* _Problem requirements_
Where does the word "letters" occur in the entries below? Copy every line that has it.

(Items from a data source)

#####

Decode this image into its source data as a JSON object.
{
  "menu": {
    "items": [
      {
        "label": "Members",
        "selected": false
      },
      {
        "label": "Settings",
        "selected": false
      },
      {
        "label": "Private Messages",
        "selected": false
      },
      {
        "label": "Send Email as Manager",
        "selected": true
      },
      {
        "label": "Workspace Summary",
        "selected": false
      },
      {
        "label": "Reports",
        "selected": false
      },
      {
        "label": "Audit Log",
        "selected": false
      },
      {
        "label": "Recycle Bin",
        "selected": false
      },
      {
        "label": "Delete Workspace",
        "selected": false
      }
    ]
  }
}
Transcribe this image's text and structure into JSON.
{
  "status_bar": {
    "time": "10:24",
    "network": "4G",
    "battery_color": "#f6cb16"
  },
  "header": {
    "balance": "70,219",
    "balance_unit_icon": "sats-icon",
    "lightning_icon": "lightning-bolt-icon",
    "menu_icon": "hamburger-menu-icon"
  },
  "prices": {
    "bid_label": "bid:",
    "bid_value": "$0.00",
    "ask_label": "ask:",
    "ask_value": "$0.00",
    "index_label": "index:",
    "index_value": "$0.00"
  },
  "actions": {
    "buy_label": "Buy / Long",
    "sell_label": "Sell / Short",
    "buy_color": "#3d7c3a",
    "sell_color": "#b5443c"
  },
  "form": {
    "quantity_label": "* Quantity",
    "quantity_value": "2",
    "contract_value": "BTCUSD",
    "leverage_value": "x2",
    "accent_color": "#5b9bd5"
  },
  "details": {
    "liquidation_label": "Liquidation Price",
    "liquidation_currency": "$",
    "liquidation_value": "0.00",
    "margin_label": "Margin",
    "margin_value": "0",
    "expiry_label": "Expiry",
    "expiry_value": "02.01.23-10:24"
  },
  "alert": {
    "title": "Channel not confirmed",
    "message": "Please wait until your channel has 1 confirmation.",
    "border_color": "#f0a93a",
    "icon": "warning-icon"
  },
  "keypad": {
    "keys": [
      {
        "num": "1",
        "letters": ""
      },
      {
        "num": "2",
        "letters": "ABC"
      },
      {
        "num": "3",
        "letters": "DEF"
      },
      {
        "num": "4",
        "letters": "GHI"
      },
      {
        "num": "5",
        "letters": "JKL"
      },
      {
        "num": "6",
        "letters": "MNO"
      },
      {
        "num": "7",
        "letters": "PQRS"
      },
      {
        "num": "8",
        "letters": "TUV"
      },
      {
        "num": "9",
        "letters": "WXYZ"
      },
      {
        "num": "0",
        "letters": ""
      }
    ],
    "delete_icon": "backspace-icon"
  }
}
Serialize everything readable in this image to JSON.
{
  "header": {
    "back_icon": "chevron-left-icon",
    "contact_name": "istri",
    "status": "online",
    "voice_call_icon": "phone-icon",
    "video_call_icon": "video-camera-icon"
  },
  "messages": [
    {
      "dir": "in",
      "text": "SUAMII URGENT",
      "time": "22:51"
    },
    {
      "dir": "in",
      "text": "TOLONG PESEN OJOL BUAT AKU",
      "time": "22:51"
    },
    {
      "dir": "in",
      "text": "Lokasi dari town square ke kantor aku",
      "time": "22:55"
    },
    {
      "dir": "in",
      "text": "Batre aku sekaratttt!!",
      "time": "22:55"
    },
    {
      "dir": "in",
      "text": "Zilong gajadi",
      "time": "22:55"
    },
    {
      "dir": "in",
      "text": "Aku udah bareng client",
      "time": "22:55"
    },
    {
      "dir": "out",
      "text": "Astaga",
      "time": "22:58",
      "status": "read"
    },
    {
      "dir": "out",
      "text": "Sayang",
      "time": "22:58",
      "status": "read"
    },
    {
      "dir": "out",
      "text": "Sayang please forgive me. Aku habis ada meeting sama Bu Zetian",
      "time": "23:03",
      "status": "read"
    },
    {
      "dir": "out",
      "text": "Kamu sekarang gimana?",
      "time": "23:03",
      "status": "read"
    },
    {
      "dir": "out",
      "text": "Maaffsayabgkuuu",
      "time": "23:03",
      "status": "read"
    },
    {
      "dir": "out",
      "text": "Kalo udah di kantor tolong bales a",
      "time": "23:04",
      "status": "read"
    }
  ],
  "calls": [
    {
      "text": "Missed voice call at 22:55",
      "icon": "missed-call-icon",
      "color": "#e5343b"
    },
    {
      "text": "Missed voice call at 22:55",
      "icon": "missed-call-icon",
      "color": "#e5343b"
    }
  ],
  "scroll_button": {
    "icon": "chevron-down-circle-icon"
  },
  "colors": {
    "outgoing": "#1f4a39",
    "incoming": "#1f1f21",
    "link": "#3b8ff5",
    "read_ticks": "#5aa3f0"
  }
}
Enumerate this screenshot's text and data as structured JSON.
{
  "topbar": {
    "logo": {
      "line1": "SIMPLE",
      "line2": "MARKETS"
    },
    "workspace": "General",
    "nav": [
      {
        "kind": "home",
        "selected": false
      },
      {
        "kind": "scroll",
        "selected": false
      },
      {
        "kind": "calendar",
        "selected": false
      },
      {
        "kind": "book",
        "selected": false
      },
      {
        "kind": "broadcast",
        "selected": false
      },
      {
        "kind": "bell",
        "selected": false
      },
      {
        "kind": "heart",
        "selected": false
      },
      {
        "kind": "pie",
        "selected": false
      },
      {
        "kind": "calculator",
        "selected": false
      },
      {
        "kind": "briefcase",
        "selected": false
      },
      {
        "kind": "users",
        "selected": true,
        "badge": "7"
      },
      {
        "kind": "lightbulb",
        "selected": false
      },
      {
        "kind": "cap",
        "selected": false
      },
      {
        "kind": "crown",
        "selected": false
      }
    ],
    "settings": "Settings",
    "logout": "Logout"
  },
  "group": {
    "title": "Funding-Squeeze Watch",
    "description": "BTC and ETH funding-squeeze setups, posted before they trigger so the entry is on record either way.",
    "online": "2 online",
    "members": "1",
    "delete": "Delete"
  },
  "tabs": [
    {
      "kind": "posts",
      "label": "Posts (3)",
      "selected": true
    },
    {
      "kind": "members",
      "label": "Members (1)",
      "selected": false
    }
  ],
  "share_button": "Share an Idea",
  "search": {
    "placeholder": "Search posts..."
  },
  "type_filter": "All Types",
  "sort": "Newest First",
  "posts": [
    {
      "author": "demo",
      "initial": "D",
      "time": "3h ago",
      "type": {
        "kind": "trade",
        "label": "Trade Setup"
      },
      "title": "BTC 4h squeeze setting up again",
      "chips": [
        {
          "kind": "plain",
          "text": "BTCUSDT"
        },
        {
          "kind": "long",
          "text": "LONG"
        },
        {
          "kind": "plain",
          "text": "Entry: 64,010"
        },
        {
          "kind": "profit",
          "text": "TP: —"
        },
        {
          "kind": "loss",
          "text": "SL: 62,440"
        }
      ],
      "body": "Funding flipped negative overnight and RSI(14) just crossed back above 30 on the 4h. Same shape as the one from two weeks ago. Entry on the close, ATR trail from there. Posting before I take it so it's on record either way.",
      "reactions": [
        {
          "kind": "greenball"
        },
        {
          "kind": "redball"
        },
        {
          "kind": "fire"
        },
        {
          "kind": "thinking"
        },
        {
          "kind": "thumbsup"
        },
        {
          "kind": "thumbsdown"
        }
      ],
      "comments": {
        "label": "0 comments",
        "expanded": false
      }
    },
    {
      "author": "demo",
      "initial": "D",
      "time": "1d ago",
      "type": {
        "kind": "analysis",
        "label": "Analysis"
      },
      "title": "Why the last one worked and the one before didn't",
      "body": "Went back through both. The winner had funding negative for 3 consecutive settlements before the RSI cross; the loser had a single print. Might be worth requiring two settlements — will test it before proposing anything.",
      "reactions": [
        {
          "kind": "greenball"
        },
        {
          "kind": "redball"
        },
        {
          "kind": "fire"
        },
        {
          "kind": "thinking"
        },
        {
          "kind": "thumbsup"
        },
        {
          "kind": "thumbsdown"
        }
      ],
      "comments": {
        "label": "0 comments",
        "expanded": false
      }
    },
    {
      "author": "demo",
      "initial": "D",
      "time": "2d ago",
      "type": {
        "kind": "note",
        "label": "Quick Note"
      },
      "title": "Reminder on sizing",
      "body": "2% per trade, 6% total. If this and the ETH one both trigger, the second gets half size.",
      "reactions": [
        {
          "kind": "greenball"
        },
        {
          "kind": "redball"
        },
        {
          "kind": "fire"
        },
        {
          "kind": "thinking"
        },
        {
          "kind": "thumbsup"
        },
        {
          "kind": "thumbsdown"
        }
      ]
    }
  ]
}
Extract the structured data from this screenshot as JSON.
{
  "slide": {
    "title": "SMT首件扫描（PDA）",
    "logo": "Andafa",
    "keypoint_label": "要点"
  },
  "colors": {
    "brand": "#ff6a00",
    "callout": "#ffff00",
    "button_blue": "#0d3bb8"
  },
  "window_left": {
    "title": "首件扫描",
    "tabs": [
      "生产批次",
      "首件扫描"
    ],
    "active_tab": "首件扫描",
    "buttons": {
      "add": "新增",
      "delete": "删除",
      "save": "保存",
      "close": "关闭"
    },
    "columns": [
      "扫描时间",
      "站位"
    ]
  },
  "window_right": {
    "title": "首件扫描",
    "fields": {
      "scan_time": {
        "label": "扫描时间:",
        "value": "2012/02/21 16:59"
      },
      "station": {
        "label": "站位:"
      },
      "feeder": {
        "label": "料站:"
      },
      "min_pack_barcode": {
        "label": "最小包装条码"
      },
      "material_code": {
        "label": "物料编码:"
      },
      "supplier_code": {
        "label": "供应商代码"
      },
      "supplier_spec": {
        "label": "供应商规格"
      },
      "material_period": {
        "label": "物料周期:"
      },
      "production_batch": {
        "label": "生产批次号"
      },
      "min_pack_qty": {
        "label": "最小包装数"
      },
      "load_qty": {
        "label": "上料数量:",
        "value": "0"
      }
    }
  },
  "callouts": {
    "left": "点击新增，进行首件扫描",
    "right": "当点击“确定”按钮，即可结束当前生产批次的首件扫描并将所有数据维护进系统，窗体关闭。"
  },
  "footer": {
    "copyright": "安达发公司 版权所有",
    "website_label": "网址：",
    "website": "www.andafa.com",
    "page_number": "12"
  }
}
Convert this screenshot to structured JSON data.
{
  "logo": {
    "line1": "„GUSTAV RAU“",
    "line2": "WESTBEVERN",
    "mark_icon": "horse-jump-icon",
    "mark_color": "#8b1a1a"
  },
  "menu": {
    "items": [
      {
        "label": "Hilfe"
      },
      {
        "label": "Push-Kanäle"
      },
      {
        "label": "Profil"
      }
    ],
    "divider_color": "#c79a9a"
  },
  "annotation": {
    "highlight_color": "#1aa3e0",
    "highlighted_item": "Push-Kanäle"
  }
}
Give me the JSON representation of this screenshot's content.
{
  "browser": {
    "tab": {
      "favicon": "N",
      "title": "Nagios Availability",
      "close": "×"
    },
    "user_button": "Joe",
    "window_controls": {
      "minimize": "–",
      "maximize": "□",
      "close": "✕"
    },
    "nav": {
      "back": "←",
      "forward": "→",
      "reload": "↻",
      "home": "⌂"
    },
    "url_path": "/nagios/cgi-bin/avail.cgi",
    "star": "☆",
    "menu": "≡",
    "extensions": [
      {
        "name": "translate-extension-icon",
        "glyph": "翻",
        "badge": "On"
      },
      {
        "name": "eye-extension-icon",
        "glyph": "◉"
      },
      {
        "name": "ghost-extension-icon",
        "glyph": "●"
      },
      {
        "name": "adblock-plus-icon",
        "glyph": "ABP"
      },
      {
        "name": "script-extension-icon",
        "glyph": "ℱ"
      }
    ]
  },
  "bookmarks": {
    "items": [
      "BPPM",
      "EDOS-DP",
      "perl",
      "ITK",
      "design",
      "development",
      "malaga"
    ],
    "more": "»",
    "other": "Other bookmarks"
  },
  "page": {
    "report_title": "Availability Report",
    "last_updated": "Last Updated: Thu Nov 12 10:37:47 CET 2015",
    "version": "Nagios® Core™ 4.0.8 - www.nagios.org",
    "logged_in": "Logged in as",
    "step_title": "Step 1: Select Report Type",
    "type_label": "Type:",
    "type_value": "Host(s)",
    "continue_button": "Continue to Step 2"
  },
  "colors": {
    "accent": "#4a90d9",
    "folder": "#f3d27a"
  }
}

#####

* _Exercise solution_
        "letters": ""
        "letters": "ABC"
        "letters": "DEF"
        "letters": "GHI"
        "letters": "JKL"
        "letters": "MNO"
        "letters": "PQRS"
        "letters": "TUV"
        "letters": "WXYZ"
        "letters": ""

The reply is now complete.